Some may recall a time when agency appointment decisions were based on the three Cs: competitiveness, contract, and commissions: Is the product competitive from both a price and coverage standpoint? Is the company’s contract acceptable? Are the commissions adequate to provide a reasonable return on servicing the business?
Before Florida’s residential property market relied almost exclusively on mono-line domestics, there was also a fourth C: compatibility. From the standpoint of automation and workflow, was the company a good fit?
For independent agents, such compatibility issues were dissected and improved through national projects such as the Agency Company Organization for Research and Development (ACORD), the Insurance Institute for Research (IIR), and the quest for Single Entry Multi-company Interface (SEMCI), and were jointly pursued by agent members of the Florida Association of Insurance Agents (FAIA), Independent Insurance Agents & Brokers of America, and national and super-regional carriers. In the 1970s and 1980s, FAIA lead the way with its Manifesto projects and functional cost studies, all designed to help lower costs for both partners and improve independent agent competitiveness with direct writers.
But what about Florida today? How does an agent know to accept or reject an appointment offer (or to seek one) based on three or four Cs if the true costs of the relationship are unknown? What good, for example, is a fair contract and a higher commission percentage if processing costs and workflow requirements are incompatible and so costly there is no profit left over? Since consistency often drives profitability over the long-term, is it not also important to know the degree to which company processing issues may assist or impede attainment of the agency’s strategic goals?
The Model Partnership Panel
Last year, FAIA’s board commissioned a study to assist agents seeking or accepting offers of appointment with Florida’s new breed of domestic carrier. A Model Partnership Panel of involved and technically savvy agents was formed to address the issues. Ably assisted by independent consultant Al Diamond, owner of the Agency Consultant Group, and FAIA staffers past and present, the panel designed and distributed a survey on existing workflow issues and requirements of Florida’s top domestic writers.
Once completed, the answers were returned to each carrier for another review, final revision, and the opportunity to write in qualifying comments. The final data set was then reviewed by agents of each company and, to the extent possible, inconsistencies were resolved, results corrected, and totals again recalibrated. The survey questions and the final report, due out shortly, will be available on FAIA’s website for agency members only and will be the most comprehensive survey of its type ever conducted in Florida.
So, what will agents (and companies) learn from the results?
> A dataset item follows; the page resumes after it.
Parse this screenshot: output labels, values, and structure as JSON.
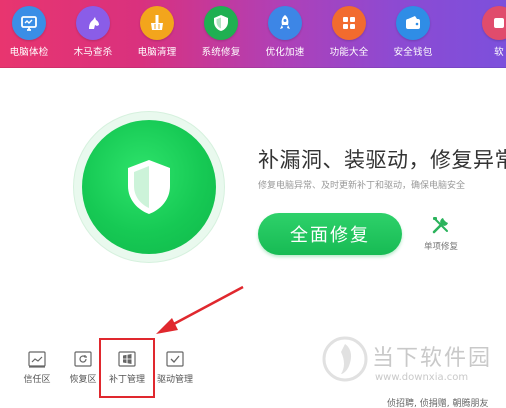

The study deals with carrier requirements and capabilities in the areas of technology, degrees of outsourcing, compensation, and financial workflow requirements. In addition to the original three Cs, agents need to know whether policies can be rated online, whether the carrier participates in agency downloads for direct bill business, and how it handles direct deposit of commissions and ACH transactions. Does the carrier have a consumer portal; a “find an agent” section on its website? Can the agent process endorsements on the company website, and if so, which endorsements?
FAIA’s Model Partnership Survey will reveal the carrier procedures for claims handling as well. For example, wouldn’t it be good if an agent knew before accepting an appointment whether a claim can be filed by email, phone, or fax by the agent or consumer? Does the company participate in claims download or does it use an MGA for claims handling?
Speaking of the MGA—which is the entity the agent most often deals with—what is the company’s MGA? Is it wholly owned and does it use outsourced services, and if so, to what extent?
Speaking of costs, what about inspections? How are they handled? Are 4-point photos, sinkhole inspections, and mitigation re-inspections required? If so, under what circumstances and by whom?
Also, can agents print a new declaration page or access payment history online in real time? Are applications uploaded to the company website? Does the agency receive confirmation of endorsements? Does the company require the agent to maintain client records? If so, what is the term of retention, and does the company permit the agent to maintain paperless records?
When answers to these and dozens more questions are shared with the agent prior to signing the company’s dotted line, the partnership is built around realistic expectations, not surprise and recrimination. If all four Cs are satisfactory instead of just the usual three, a more enduring and mutually profitable relationship is created for both partners, ultimately serving Florida consumers with a more cost-effective distribution channel.
Still Time to Participate
Carriers that may have some reluctance to share such detailed information or have it published should know that FAIA is not making judgments or deciding which carrier is right or wrong, better or worse. Nor are we attempting to rank carriers or to measure how well they perform certain functions. That is for agents to decide individually once they have the information to do so. Our task is merely to provide the decision-making information agents need and companies should want them to have.
Carriers that were not asked to participate but that would like to have their answers included can contact Dave Newell at FAIA. The results will be improved and refined over time and will reflect the changing nature of the agent/company partnership—a partnership we hope will improve, in part, because such a survey was conducted in the first place.